Ehab lost her grandfather in Ramadan 2021, and she’s been trying to cope with his loss ever since. In most cases, the body uses all the readily available means to protect itself from the pain of grief.
Grief triggers are not always predictable such as holidays or anniversaries, rather, sometimes they are tied to our senses, such as eating a food that reminds you of the person lost, or watching a TV show that they used to love.
A grief trigger, such as the Waraq Einab in Ehab’s case, is often a reminder of the harsh reality of losing special people around us. Ehab’s grief trigger, or activator, as many experts say, is tied to her senses.
“Some normal emotional reactions to grief can be a loss of interest in things that used to bring joy. The reactions could be numbness, fear, guilt, decreased confidence and self-esteem, an increase in anxiety, a sense of loss of control, and less focus at work,” explains Moni El Ramlawy, Counseling Psychologist at the Wellness Hub
Ways to Cope
It’s important to discern; however, when the coping mechanisms have been protective or dangerous. Asking ourselves important questions such as, ‘does numbness help?’ or ‘did detachment outlast its usefulness?
Once these questions are asked, then getting help is a must.
Ehab explains that she wasn’t granted the time to ‘properly’ mourn because she was in her senior year of high school when her grandfather passed away.
“I had to suppress everything that happened, all of my emotions, for my little sister’s sake. My dad and the few friends that knew kept telling me to pray for him, that this was all I could do at this point,” Ehab notes.
Grief is not a linear emotion, El Ghandour stresses.
It is important to understand that there is no timetable for grief and that what matters most is the support the person has and their own pace at handling their emotions.
The same way, El Ramlawy reiterates that there is no timeline for how long grief lasts, or how you should feel at a particular time.
“Grief is weird. I feel sad all the time, but I think people expect me to be sadder on significant dates or occasions, which does happen, but not always. The gist is, death happens. It’s just a thing that most of us have to experience and it’s painful. But there is no right or wrong way to be about it,” elaborates Samhout.

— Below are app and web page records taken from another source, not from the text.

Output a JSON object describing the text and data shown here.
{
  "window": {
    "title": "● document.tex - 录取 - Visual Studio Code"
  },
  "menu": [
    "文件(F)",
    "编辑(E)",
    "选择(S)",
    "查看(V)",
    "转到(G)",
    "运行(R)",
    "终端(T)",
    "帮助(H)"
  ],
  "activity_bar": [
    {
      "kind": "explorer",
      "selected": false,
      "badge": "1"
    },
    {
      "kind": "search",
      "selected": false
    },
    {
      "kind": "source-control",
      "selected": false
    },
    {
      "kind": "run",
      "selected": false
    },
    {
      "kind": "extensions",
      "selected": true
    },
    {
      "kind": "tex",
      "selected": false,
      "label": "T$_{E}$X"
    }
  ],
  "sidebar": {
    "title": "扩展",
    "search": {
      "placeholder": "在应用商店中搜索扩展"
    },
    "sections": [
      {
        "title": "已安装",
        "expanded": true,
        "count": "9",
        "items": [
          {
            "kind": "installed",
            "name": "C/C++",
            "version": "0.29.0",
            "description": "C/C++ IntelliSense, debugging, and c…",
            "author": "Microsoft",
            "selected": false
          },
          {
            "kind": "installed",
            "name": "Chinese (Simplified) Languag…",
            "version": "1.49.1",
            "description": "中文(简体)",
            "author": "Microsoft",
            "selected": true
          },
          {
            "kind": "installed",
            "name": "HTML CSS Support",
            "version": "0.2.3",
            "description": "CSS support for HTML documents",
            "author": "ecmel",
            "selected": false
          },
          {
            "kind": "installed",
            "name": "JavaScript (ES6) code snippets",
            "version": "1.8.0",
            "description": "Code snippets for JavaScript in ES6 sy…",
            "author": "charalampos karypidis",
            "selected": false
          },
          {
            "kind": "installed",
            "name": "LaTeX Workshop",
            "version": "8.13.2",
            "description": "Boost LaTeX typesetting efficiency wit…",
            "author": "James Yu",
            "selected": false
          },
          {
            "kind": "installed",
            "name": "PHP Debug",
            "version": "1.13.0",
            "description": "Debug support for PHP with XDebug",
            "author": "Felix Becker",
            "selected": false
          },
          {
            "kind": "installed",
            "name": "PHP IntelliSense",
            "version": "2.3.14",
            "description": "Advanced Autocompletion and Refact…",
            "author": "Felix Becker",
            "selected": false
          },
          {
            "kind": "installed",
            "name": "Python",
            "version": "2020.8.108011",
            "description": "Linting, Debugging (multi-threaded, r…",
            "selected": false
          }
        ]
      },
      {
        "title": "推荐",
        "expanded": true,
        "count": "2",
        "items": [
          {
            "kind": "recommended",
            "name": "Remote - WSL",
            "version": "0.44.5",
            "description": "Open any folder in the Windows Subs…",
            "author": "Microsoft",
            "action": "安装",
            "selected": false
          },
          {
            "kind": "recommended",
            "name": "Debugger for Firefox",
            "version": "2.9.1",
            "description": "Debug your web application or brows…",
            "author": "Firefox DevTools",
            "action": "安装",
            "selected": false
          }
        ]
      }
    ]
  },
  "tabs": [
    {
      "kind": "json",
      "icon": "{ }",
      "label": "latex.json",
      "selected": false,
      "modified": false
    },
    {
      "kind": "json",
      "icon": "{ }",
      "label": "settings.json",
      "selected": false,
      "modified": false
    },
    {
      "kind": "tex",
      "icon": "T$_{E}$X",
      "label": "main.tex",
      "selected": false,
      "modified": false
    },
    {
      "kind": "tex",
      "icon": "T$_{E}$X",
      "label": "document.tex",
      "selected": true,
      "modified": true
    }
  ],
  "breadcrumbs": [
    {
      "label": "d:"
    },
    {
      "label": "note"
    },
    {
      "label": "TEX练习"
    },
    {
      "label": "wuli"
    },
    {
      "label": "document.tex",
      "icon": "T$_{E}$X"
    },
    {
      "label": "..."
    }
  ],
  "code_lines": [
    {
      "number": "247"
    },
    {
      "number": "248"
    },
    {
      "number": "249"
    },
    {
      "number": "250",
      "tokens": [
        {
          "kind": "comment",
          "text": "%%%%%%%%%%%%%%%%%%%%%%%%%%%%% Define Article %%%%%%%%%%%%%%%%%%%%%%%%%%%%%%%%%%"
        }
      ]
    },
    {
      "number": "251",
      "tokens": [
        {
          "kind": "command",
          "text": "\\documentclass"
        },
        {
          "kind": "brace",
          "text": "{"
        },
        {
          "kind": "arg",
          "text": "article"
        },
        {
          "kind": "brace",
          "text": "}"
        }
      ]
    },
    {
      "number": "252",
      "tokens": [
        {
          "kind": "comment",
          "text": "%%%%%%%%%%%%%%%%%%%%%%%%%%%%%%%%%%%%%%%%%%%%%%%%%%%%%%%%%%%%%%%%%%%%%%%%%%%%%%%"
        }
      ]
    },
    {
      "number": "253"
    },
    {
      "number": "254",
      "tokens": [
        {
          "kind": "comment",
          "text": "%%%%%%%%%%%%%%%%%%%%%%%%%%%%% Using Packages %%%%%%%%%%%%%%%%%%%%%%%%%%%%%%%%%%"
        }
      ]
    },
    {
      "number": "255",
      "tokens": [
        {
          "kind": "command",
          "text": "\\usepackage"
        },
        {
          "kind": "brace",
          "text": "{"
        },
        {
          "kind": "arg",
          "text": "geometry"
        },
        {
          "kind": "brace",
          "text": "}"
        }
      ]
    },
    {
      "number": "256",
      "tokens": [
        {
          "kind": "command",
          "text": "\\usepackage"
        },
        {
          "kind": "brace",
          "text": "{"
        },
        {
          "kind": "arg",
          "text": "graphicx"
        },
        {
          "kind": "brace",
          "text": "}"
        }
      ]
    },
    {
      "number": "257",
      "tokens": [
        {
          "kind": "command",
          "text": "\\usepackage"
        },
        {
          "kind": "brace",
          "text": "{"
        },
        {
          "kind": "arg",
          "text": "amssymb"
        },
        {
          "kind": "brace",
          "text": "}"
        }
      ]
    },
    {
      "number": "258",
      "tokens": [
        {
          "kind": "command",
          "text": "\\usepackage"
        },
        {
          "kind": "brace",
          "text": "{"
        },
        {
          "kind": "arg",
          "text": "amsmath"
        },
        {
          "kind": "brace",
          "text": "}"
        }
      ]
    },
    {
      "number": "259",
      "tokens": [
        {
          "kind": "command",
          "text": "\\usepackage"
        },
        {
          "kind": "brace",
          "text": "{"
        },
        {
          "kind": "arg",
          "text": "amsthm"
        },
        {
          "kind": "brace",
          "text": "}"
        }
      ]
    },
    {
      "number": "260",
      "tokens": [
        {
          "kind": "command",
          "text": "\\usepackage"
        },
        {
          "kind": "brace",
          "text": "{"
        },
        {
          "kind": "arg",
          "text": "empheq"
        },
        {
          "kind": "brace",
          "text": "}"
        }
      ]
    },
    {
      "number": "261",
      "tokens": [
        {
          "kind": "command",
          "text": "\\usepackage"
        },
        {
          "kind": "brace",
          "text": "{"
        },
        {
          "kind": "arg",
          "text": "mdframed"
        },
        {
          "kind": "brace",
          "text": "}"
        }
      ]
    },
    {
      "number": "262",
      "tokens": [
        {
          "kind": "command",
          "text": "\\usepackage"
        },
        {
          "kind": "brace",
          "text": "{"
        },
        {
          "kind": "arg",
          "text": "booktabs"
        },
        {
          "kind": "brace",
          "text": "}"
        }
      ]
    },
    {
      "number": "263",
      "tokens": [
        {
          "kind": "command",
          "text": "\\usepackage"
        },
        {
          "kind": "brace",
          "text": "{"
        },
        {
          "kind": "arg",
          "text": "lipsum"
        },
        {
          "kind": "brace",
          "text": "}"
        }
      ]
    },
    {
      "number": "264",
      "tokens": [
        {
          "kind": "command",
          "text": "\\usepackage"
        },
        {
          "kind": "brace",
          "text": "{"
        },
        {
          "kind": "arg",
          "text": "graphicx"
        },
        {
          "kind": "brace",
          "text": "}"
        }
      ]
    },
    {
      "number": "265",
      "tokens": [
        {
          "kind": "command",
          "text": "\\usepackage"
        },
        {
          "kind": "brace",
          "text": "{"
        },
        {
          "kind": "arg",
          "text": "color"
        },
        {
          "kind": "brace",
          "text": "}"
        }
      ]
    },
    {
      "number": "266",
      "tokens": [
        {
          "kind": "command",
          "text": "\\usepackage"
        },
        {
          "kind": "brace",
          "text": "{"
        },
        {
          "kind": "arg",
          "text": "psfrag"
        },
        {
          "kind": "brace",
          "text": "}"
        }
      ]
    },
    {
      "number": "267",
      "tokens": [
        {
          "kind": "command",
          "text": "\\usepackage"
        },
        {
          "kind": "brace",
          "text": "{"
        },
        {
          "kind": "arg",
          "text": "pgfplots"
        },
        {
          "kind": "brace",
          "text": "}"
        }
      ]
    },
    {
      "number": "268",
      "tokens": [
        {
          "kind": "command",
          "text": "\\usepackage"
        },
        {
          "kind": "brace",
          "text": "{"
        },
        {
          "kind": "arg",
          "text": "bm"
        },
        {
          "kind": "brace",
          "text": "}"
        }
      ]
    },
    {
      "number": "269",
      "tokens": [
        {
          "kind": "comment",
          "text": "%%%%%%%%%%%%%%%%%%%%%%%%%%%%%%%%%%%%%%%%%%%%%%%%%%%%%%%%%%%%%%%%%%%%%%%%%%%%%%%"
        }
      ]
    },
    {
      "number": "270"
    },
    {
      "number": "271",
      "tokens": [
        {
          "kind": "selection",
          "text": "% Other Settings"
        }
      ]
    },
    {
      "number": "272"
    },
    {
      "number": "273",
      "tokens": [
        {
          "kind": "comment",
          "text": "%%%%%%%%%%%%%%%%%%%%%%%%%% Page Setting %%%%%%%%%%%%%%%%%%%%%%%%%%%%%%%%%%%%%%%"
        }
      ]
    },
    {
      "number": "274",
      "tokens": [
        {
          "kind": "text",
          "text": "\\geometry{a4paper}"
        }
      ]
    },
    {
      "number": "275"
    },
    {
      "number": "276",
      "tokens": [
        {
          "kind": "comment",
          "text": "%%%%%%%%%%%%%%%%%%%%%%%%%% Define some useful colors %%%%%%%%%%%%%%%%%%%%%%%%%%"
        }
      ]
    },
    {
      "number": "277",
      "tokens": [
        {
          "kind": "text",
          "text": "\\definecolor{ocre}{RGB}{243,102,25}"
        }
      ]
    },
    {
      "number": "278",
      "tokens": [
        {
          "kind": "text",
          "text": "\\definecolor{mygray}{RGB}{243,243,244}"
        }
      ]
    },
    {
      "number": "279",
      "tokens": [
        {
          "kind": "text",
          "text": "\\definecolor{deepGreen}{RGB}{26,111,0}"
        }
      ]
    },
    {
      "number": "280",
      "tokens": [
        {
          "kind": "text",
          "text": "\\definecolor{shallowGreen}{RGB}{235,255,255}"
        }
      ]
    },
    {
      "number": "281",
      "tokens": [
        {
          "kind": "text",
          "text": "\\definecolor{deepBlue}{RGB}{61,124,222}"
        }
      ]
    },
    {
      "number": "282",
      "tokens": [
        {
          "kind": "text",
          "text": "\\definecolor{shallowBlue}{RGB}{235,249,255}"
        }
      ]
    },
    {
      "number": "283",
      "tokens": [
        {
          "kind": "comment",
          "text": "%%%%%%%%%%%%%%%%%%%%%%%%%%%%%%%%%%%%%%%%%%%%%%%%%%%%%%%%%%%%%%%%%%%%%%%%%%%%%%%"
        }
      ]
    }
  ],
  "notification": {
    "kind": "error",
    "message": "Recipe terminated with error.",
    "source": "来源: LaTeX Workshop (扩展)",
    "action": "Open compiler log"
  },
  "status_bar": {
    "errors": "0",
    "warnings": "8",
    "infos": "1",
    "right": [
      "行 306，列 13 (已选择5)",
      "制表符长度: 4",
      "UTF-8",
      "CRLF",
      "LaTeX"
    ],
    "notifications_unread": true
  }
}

It is difficult to deal with loss when your emotions feel strange and not easily accepted by those around you as El Ramlawy explains.
“After 12 months, it may still feel as if everything happened yesterday, or it may feel like it all happened a lifetime ago. Grief changes over time as you begin to understand how different your life is without the person. We are all different, and there is no timetable or grief timeline for how long it will take you,” El Ramlawy underlines.
She notes that it is important for people grieving to acknowledge their pain, and accept that grief can trigger many different and unexpected emotions.
El Ghandour outlines many ways to help cope with grief, such as social support groups, journaling, and therapy. She particularly highlights that it is important to create new habits and rituals, to have self compassion and lower the expectations we have of ourselves, to rest, and lastly, to celebrate and honor the rituals and memories we shared with the person lost.